--- Records supplied Enclosed Below ---

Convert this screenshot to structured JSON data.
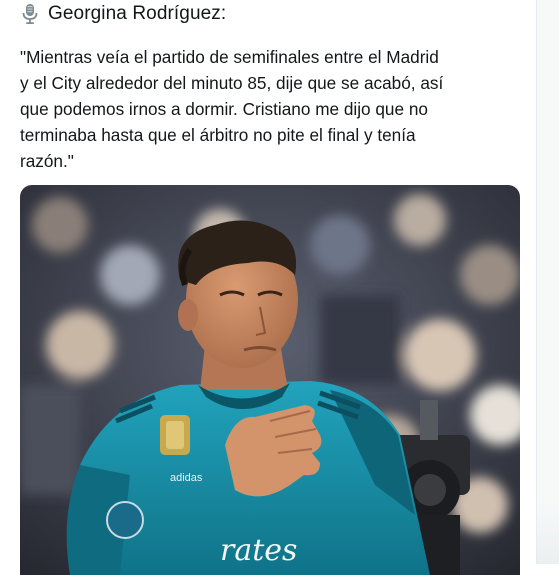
{
  "tweet": {
    "author": "Georgina Rodríguez:",
    "author_icon": "microphone-icon",
    "text": "\"Mientras veía el partido de semifinales entre el Madrid\ny el City alrededor del minuto 85, dije que se acabó, así\nque podemos irnos a dormir. Cristiano me dijo que no\nterminaba hasta que el árbitro no pite el final y tenía\nrazón.\""
  },
  "photo": {
    "jersey_text": "rates",
    "jersey_brand": "adidas",
    "colors": {
      "jersey": "#1a93ad",
      "jersey_dark": "#0d6a80",
      "skin": "#c98a64",
      "hair": "#2b2119",
      "crowd": "#3a3f4a"
    }
  }
}
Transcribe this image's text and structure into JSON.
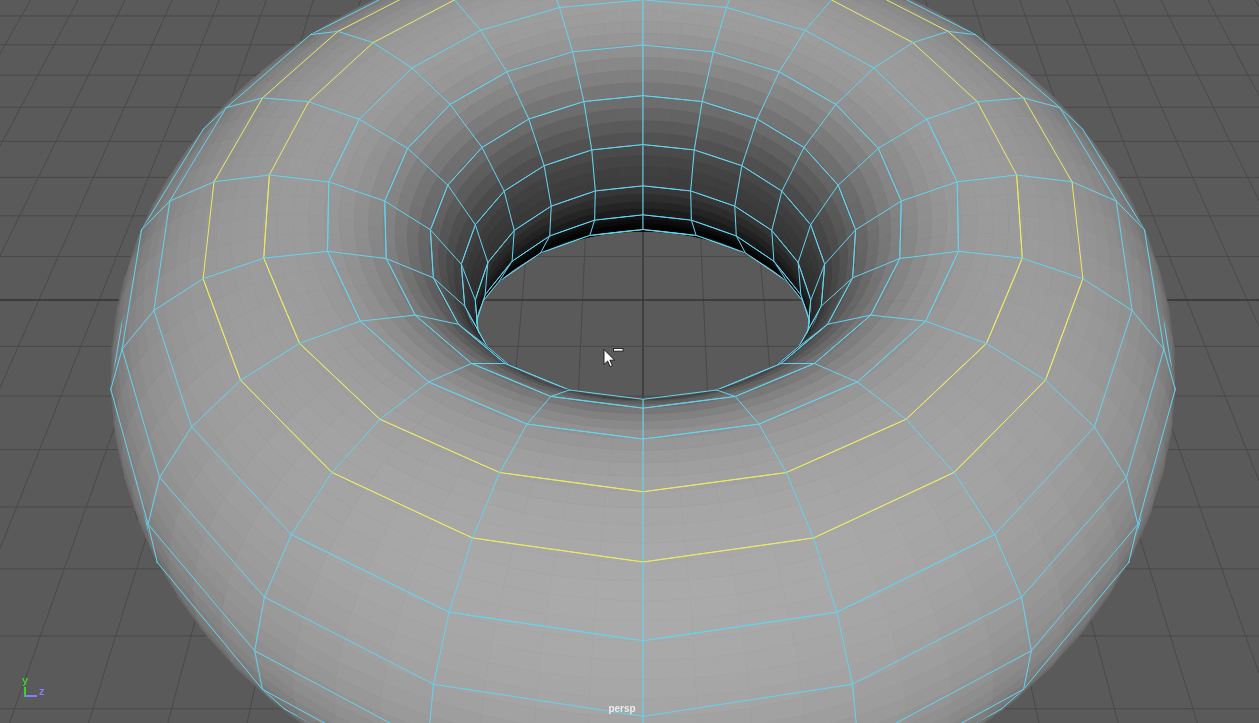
{
  "viewport": {
    "camera_label": "persp",
    "axes": [
      {
        "label": "y",
        "color": "#3fcc3f",
        "kind": "vertical"
      },
      {
        "label": "z",
        "color": "#8080ff",
        "kind": "horizontal"
      }
    ]
  }
}
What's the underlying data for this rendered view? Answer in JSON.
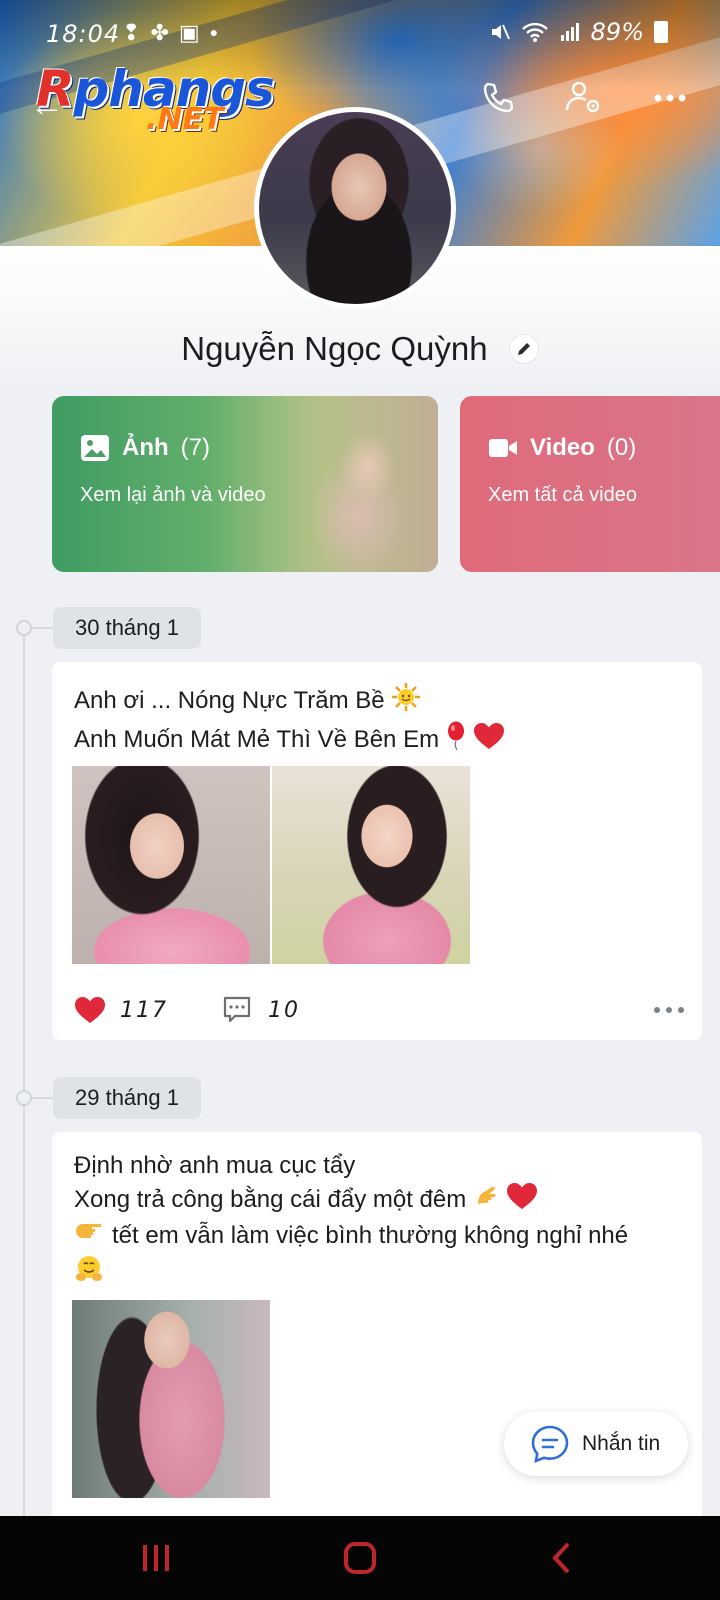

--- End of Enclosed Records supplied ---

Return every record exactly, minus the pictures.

Convert this screenshot to structured JSON data.
{
  "tweet": {
    "author": "Georgina Rodríguez:",
    "author_icon": "microphone-icon",
    "text": "\"Mientras veía el partido de semifinales entre el Madrid\ny el City alrededor del minuto 85, dije que se acabó, así\nque podemos irnos a dormir. Cristiano me dijo que no\nterminaba hasta que el árbitro no pite el final y tenía\nrazón.\""
  },
  "photo": {
    "jersey_text": "rates",
    "jersey_brand": "adidas",
    "colors": {
      "jersey": "#1a93ad",
      "jersey_dark": "#0d6a80",
      "skin": "#c98a64",
      "hair": "#2b2119",
      "crowd": "#3a3f4a"
    }
  }
}
Transcribe this image's text and structure into JSON.
{
  "viewport": {
    "camera_label": "persp",
    "axes": [
      {
        "label": "y",
        "color": "#3fcc3f",
        "kind": "vertical"
      },
      {
        "label": "z",
        "color": "#8080ff",
        "kind": "horizontal"
      }
    ]
  }
}
What's the underlying data for this rendered view? Answer in JSON.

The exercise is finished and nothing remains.